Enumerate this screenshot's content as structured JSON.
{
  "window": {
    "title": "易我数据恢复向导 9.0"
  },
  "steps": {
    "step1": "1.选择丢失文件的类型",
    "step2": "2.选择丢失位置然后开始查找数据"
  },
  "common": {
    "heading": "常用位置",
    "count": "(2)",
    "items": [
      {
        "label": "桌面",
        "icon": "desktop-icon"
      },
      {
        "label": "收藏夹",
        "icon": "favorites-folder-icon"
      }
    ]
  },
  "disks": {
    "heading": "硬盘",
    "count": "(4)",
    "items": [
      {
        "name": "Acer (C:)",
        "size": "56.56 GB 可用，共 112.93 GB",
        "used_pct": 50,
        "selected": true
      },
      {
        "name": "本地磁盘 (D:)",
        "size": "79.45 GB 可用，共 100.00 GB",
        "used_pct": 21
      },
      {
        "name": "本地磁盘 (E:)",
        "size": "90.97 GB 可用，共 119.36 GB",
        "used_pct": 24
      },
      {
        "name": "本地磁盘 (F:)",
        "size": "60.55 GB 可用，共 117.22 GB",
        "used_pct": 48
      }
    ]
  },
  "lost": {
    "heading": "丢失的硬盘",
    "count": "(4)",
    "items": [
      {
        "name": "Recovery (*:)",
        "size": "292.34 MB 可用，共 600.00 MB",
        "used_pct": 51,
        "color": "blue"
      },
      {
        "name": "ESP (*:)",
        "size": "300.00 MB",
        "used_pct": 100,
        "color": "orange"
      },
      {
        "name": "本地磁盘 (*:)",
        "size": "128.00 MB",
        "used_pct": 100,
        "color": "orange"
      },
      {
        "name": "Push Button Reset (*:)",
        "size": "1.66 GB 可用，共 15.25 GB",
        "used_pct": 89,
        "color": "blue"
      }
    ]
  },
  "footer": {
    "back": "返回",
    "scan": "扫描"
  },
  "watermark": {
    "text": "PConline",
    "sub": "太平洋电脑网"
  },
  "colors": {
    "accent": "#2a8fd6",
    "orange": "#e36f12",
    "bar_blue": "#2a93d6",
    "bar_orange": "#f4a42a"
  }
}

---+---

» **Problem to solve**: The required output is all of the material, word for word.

» **Answer to the exercise**:
Enumerate this screenshot's content as structured JSON.
{
  "window": {
    "title": "易我数据恢复向导 9.0"
  },
  "steps": {
    "step1": "1.选择丢失文件的类型",
    "step2": "2.选择丢失位置然后开始查找数据"
  },
  "common": {
    "heading": "常用位置",
    "count": "(2)",
    "items": [
      {
        "label": "桌面",
        "icon": "desktop-icon"
      },
      {
        "label": "收藏夹",
        "icon": "favorites-folder-icon"
      }
    ]
  },
  "disks": {
    "heading": "硬盘",
    "count": "(4)",
    "items": [
      {
        "name": "Acer (C:)",
        "size": "56.56 GB 可用，共 112.93 GB",
        "used_pct": 50,
        "selected": true
      },
      {
        "name": "本地磁盘 (D:)",
        "size": "79.45 GB 可用，共 100.00 GB",
        "used_pct": 21
      },
      {
        "name": "本地磁盘 (E:)",
        "size": "90.97 GB 可用，共 119.36 GB",
        "used_pct": 24
      },
      {
        "name": "本地磁盘 (F:)",
        "size": "60.55 GB 可用，共 117.22 GB",
        "used_pct": 48
      }
    ]
  },
  "lost": {
    "heading": "丢失的硬盘",
    "count": "(4)",
    "items": [
      {
        "name": "Recovery (*:)",
        "size": "292.34 MB 可用，共 600.00 MB",
        "used_pct": 51,
        "color": "blue"
      },
      {
        "name": "ESP (*:)",
        "size": "300.00 MB",
        "used_pct": 100,
        "color": "orange"
      },
      {
        "name": "本地磁盘 (*:)",
        "size": "128.00 MB",
        "used_pct": 100,
        "color": "orange"
      },
      {
        "name": "Push Button Reset (*:)",
        "size": "1.66 GB 可用，共 15.25 GB",
        "used_pct": 89,
        "color": "blue"
      }
    ]
  },
  "footer": {
    "back": "返回",
    "scan": "扫描"
  },
  "watermark": {
    "text": "PConline",
    "sub": "太平洋电脑网"
  },
  "colors": {
    "accent": "#2a8fd6",
    "orange": "#e36f12",
    "bar_blue": "#2a93d6",
    "bar_orange": "#f4a42a"
  }
}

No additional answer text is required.